**Task to complete:** Nothing in the data below may be left out; return all of it exactly.
*** Records for the exercise Section Begins ***
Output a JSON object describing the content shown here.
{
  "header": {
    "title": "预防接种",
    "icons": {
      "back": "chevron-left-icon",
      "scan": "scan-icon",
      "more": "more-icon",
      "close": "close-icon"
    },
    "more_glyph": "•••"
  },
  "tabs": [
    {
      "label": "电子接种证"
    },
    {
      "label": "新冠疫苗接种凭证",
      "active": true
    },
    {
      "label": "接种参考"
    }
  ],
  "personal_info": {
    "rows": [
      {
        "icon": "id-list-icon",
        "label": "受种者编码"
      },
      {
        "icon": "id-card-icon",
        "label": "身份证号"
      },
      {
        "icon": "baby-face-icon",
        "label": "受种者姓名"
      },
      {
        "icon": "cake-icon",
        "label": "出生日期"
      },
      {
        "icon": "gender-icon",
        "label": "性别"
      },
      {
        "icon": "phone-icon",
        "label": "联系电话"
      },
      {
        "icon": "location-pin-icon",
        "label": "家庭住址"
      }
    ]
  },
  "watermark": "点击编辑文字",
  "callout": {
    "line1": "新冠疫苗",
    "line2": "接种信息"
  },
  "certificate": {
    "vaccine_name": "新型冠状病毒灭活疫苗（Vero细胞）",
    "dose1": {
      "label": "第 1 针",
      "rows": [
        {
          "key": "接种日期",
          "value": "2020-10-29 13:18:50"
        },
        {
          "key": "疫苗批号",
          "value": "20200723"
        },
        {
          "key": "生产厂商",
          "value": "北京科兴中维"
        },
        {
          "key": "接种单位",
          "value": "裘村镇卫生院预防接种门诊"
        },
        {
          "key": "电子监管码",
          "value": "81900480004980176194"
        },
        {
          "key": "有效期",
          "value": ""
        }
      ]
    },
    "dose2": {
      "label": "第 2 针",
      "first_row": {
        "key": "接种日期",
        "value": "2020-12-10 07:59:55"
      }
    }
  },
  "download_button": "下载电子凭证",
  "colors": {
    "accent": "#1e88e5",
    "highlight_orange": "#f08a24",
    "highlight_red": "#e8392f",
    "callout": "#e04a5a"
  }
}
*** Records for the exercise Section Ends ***
**Worked solution:**
Output a JSON object describing the content shown here.
{
  "header": {
    "title": "预防接种",
    "icons": {
      "back": "chevron-left-icon",
      "scan": "scan-icon",
      "more": "more-icon",
      "close": "close-icon"
    },
    "more_glyph": "•••"
  },
  "tabs": [
    {
      "label": "电子接种证"
    },
    {
      "label": "新冠疫苗接种凭证",
      "active": true
    },
    {
      "label": "接种参考"
    }
  ],
  "personal_info": {
    "rows": [
      {
        "icon": "id-list-icon",
        "label": "受种者编码"
      },
      {
        "icon": "id-card-icon",
        "label": "身份证号"
      },
      {
        "icon": "baby-face-icon",
        "label": "受种者姓名"
      },
      {
        "icon": "cake-icon",
        "label": "出生日期"
      },
      {
        "icon": "gender-icon",
        "label": "性别"
      },
      {
        "icon": "phone-icon",
        "label": "联系电话"
      },
      {
        "icon": "location-pin-icon",
        "label": "家庭住址"
      }
    ]
  },
  "watermark": "点击编辑文字",
  "callout": {
    "line1": "新冠疫苗",
    "line2": "接种信息"
  },
  "certificate": {
    "vaccine_name": "新型冠状病毒灭活疫苗（Vero细胞）",
    "dose1": {
      "label": "第 1 针",
      "rows": [
        {
          "key": "接种日期",
          "value": "2020-10-29 13:18:50"
        },
        {
          "key": "疫苗批号",
          "value": "20200723"
        },
        {
          "key": "生产厂商",
          "value": "北京科兴中维"
        },
        {
          "key": "接种单位",
          "value": "裘村镇卫生院预防接种门诊"
        },
        {
          "key": "电子监管码",
          "value": "81900480004980176194"
        },
        {
          "key": "有效期",
          "value": ""
        }
      ]
    },
    "dose2": {
      "label": "第 2 针",
      "first_row": {
        "key": "接种日期",
        "value": "2020-12-10 07:59:55"
      }
    }
  },
  "download_button": "下载电子凭证",
  "colors": {
    "accent": "#1e88e5",
    "highlight_orange": "#f08a24",
    "highlight_red": "#e8392f",
    "callout": "#e04a5a"
  }
}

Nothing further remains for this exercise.